Solution to Exercise 7.3: +∞
Solution to Exercise 7.4:
Solution to Exercise 7.5:
37
.
64
we need to use the fact that
The rst one gives us
1
0
7
=
10
1
0
−∞
f (x)dx = 1
and
E [X] =
7
.
10
b
a + bx2 dx = a +
3
1=
and the second one gives
∞
a b
x a + bx2 dx = + .
2 4
Solving these equations gives
1
a= ,
5
Solution to Exercise 7.6:
and
b=
12
.
5
Note that
EX =
1
a
x
1
1
dx = a + .
a−1
2
2
Also
Var(X) = EX 2 − (EX)2
then we need
a
2
EX =
1
1
1
1
x2
dx = a2 + a + .
a−1
3
3
3
Then
2
1 2 1
1
1
1
Var(X) =
a + a+
a+
−
3
3
3
2
2
1
1
1
= a2 − a + .
12
6
12
E [X] = 6 Var(X), we simplify and get 12 a2 − 32 a = 0, which
Then, using
gives us
a = 3.
Another way to solve this problem is to note that, for the uniform distribution on [a, b],
(a−b)2
(a−1)2
a+b
the mean is
and the variance is
. This gives us an equation 6
= a+1
. Hence
2
12
12
2
2
(a − 1) = a + 1, which implies a = 3.
Solution to Exercise 7.7(A): Note that X
is uniformly distributed over
(0, 30).
Then
(0, 30).
Then
2
P(X > 10) = .
3
Solution to Exercise 7.7(B): Note that X
P(X > 25 | X > 15) =
is uniformly distributed over
P (X > 25)
5/30
=
= 1/3.
P(X > 15)
15/30
7.4. SELECTED SOLUTIONS
Solution to Exercise 7.8:
First of all we need to nd the PDF of
(
f (x) =
Since
we have
c=
109
cx
5
0
10
X.
So far we know that
0 6 x 6 10,
otherwise.
x
c dx = 10c,
5
0
1
. Now, applying Proposition 7.2 we get

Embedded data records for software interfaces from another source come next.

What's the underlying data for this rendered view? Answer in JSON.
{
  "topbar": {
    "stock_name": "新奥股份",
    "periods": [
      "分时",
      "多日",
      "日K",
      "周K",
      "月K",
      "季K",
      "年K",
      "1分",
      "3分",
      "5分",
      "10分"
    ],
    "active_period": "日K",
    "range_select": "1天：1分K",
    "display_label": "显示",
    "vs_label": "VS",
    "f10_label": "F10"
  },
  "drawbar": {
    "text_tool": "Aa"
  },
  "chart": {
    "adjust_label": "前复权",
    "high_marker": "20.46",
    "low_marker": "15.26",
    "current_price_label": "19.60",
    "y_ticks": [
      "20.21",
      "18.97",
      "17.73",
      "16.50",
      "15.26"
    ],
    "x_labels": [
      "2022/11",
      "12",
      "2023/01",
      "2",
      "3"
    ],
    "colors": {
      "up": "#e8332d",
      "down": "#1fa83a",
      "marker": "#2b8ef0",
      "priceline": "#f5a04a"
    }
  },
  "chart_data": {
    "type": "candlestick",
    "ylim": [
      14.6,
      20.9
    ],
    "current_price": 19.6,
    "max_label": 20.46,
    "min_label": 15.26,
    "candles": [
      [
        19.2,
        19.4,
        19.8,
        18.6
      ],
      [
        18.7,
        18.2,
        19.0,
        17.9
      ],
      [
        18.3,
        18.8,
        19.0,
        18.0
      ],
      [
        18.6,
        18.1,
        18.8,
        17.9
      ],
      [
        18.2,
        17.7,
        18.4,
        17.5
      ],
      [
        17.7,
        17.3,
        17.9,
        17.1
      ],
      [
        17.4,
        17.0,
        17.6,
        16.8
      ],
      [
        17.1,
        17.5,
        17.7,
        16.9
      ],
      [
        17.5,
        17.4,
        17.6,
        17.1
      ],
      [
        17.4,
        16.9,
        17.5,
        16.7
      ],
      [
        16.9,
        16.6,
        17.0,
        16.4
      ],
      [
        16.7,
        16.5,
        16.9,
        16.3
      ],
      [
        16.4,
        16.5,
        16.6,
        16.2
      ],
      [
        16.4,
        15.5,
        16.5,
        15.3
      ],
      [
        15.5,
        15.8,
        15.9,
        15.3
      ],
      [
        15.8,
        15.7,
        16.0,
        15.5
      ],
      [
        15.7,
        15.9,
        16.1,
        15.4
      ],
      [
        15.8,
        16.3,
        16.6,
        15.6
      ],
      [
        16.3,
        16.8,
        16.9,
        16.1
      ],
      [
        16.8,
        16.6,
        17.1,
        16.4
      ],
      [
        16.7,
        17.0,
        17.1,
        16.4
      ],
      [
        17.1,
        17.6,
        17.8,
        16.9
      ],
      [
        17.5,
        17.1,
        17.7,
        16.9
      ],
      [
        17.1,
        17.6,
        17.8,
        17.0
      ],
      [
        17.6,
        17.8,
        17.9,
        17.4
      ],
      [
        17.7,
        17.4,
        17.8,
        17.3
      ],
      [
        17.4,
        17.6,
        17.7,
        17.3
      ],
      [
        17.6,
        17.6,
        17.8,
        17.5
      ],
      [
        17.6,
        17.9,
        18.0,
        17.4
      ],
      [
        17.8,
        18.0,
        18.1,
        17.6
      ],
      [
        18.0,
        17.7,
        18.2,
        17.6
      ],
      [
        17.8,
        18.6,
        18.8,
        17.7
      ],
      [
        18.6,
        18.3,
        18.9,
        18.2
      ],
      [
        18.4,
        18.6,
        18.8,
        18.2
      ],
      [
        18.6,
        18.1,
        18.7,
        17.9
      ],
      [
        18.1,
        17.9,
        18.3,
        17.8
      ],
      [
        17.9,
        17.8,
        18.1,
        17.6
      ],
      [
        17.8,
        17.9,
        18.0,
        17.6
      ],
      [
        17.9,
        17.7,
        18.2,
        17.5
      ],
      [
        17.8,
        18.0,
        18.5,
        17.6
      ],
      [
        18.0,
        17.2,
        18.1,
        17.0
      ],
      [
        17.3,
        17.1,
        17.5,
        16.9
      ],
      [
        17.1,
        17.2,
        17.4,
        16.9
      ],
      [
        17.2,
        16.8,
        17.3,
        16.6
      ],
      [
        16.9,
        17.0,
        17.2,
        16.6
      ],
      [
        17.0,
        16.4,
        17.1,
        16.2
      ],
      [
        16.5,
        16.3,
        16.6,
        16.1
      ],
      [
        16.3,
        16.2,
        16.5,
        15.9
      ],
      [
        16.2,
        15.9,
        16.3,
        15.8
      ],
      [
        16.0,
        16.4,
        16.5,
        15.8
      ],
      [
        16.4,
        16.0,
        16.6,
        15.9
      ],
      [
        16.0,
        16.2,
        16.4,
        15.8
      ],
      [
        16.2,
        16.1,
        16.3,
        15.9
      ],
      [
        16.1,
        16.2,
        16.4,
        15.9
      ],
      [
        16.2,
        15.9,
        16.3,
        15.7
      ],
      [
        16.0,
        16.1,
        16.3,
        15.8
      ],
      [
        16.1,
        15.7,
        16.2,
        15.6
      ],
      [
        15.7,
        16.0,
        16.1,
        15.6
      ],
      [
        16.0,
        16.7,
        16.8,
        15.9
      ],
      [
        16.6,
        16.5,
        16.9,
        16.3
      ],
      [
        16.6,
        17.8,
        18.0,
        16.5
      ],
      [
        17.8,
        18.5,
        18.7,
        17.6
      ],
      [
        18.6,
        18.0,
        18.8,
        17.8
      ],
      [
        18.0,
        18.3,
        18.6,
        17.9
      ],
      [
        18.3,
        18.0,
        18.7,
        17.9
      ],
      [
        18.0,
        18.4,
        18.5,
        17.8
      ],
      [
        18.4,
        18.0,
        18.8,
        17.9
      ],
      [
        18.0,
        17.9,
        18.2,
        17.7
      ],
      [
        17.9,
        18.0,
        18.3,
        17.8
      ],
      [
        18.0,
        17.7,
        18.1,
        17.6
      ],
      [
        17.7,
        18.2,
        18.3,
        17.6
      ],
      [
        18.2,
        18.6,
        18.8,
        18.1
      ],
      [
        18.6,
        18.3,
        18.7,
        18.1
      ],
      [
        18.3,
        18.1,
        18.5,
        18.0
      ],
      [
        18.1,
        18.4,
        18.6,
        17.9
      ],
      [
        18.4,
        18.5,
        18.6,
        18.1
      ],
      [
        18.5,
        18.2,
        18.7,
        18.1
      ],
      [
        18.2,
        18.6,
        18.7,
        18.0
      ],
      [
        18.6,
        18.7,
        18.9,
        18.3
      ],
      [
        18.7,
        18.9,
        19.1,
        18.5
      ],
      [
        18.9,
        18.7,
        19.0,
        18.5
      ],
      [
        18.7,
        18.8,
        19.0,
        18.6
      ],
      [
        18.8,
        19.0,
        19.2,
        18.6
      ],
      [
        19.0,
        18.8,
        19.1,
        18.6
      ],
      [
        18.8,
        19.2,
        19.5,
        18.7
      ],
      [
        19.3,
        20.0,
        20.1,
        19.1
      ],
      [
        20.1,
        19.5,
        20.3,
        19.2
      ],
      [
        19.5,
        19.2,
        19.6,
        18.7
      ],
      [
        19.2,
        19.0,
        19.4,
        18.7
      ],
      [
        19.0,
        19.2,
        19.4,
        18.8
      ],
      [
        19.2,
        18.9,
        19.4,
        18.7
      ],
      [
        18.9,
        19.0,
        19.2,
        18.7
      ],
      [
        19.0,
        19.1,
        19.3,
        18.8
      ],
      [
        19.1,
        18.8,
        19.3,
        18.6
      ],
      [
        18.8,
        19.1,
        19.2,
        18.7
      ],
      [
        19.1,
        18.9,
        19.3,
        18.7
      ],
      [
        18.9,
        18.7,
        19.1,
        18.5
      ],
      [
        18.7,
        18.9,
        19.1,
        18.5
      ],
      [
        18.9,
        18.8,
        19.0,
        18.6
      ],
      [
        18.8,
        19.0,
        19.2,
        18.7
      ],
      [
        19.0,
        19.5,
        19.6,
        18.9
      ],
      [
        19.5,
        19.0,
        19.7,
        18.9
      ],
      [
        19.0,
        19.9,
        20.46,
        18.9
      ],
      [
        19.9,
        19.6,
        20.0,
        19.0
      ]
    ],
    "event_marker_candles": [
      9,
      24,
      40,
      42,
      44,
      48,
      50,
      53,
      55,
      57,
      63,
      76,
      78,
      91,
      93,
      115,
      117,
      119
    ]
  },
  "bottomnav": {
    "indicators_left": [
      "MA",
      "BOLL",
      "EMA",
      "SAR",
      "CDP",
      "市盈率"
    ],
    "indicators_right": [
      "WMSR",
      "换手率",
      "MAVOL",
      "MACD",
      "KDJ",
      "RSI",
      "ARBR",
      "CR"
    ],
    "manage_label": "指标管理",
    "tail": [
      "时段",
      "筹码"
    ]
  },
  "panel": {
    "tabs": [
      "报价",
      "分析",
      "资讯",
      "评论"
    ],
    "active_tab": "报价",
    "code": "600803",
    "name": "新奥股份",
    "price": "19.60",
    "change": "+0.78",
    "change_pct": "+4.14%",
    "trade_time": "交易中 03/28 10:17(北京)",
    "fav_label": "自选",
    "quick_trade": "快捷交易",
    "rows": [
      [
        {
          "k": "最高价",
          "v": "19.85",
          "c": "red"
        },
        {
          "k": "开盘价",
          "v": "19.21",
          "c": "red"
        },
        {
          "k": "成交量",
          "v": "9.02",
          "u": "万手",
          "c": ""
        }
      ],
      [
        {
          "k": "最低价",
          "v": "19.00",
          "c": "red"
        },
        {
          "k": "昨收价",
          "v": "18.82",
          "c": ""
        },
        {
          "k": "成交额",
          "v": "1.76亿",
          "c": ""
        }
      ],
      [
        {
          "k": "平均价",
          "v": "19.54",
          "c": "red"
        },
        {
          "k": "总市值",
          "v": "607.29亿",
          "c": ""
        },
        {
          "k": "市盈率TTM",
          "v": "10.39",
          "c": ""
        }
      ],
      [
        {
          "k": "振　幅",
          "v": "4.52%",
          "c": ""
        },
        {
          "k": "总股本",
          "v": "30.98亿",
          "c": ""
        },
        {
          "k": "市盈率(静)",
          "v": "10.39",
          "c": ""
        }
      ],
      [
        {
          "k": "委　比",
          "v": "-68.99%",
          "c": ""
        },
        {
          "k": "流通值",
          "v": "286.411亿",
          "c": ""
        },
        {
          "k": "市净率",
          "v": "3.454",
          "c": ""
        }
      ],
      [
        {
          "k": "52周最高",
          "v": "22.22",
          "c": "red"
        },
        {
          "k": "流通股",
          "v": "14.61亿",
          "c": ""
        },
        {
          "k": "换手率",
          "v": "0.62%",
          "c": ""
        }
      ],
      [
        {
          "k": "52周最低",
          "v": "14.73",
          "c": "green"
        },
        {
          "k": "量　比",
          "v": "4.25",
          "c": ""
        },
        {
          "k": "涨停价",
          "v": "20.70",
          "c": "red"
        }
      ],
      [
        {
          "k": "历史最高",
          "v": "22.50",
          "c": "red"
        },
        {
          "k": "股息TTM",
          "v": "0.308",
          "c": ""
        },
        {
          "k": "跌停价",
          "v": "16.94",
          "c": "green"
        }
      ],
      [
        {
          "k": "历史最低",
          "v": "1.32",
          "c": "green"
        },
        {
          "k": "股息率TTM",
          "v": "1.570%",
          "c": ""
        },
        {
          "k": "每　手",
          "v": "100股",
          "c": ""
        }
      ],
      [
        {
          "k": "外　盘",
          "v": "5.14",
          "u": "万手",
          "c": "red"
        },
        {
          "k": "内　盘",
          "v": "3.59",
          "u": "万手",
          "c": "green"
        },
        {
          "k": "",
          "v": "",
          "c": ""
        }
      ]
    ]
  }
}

10
10
3 3
EY =
0
50
x dx = 150.
Solution to Exercise 7.9(A):
The probability that you have to wait at least 5 minutes
1
1
until the bus comes is . Note that with probability
you have to wait less than 5 minutes,
2
4
1